Records supplied section start

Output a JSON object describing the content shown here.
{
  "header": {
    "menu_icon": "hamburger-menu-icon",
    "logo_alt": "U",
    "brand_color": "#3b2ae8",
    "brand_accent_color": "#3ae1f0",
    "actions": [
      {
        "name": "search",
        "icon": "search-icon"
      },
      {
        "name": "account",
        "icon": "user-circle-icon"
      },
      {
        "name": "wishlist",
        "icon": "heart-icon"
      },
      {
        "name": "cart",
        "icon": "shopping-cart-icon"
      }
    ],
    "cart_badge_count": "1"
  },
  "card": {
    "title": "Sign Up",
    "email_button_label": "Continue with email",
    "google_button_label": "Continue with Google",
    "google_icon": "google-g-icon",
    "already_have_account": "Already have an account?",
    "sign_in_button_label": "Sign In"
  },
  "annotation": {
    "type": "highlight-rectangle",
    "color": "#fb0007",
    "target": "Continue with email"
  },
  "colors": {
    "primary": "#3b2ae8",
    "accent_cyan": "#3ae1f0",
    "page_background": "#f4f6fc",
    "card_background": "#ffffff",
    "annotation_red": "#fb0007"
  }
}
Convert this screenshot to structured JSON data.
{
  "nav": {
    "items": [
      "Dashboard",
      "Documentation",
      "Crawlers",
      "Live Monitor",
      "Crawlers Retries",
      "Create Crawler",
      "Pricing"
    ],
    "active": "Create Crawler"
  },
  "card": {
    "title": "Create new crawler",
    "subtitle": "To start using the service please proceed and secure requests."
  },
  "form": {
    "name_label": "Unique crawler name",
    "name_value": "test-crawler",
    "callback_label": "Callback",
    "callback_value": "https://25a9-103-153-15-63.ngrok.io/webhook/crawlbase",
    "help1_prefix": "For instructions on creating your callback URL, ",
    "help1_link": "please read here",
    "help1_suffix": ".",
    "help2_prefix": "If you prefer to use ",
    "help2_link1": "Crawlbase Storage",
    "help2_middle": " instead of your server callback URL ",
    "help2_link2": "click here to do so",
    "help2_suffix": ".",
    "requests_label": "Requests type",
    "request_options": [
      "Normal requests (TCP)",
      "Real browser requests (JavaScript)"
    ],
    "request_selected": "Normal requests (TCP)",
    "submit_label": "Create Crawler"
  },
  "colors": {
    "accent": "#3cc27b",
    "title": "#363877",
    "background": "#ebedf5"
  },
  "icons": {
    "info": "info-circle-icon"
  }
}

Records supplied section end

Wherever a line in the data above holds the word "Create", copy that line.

== Task output ==
      "Create Crawler",
    "active": "Create Crawler"
    "title": "Create new crawler",
    "submit_label": "Create Crawler"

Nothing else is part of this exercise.